Yup, that's me.

I think what truly makes me a flashpacker, though, is the fact I literally don't have a backpack. A daypack, yes, but not a full on backpack. I currently travel with a Samsonite 72 Hours Spinner carry-on suitcase.

Just like every other RTW traveler, I did a ton of research on my bag options. There are LOADS of forums and blogs that discuss the pros and cons of the backpack vs suitcase dilemma or buying considerations of this backpack vs that backpack.

In the end, what I gathered were the following:

  • If using a backpack, find a pack that fits, do a practice pack, and try it out.
  • Pack light so you don't have to check your bag.
  • There may not be roads or elevators in off-the-beaten-path areas.
  • Waiting in line at airports or train stations will be a common pastime.

Before I go into why I use a carry on suitcase, let me just mention that I initially started out with a backpack, an Osprey Farpoint 40 in fact. The friendly staff at REI found it to be the best fit for me.

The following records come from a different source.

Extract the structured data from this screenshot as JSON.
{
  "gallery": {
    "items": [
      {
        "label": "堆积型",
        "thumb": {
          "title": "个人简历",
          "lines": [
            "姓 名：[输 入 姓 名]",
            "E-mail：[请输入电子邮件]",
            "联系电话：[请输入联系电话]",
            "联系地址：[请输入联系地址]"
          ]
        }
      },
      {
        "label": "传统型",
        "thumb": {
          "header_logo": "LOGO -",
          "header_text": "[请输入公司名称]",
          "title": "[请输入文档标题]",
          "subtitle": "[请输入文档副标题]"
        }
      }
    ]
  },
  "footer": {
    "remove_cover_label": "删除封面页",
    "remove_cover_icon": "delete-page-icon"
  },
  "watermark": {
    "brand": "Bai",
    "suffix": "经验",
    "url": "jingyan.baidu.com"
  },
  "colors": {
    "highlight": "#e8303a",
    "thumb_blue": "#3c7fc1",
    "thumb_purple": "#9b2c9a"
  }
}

I'm 5 feet (152 cm) and weigh 103 lb (47 kg). The recommended carry weight is no more than 10-15% of your body weight. Unfortunately, my practice pack didn't go smoothly. Though balanced, the backpack made my shoulders and back ache after 15 minutes. The pack was also disproportionately huge on me for my size. I returned it after the practice pack because I knew it wasn't going to be realistic for me to carry that thing for hours.

Knowing what I know now after being abroad, I'm really glad I decided to go with the carry-on. My reasons:

  1. Waiting in line is a very real thing. At the airport, I was in line for 3 hours altogether (check-in, immigration, security, boarding, etc.). I can't imagine carrying that pack the whole time!
  2. The whole "no road" concern isn't that much of a concern because I'm not walking to my hostel or hotel. Taxis and public transit are usually the most cost-efficient or the only way to get to my accommodations. I usually check in first where they can hold my stuff, so I've never had to walk far with my suitcase.
  3. My suitcase weighs practically the same as the Osprey Farpoint (1.5 kg v 1.4 kg), so it's not hard to carry it when I need to.
  4. I've been able to stuff things in quickly when moving from place to place.

Whether you decide to go suitcase or backpack, the most difficult part is getting your stuff to meet carry-on weight, which for discount airlines can be as little as 7 kg (15 lb). All because you're able to stuff your things into a large backpack doesn't mean they will let you slide. The airlines will ask you to weigh your bag at the check-in counter.

During my research, I found very few bag resources for petite women. So if you're a petite backpacker or traveler, what do you use? Is there a certain bag that you love?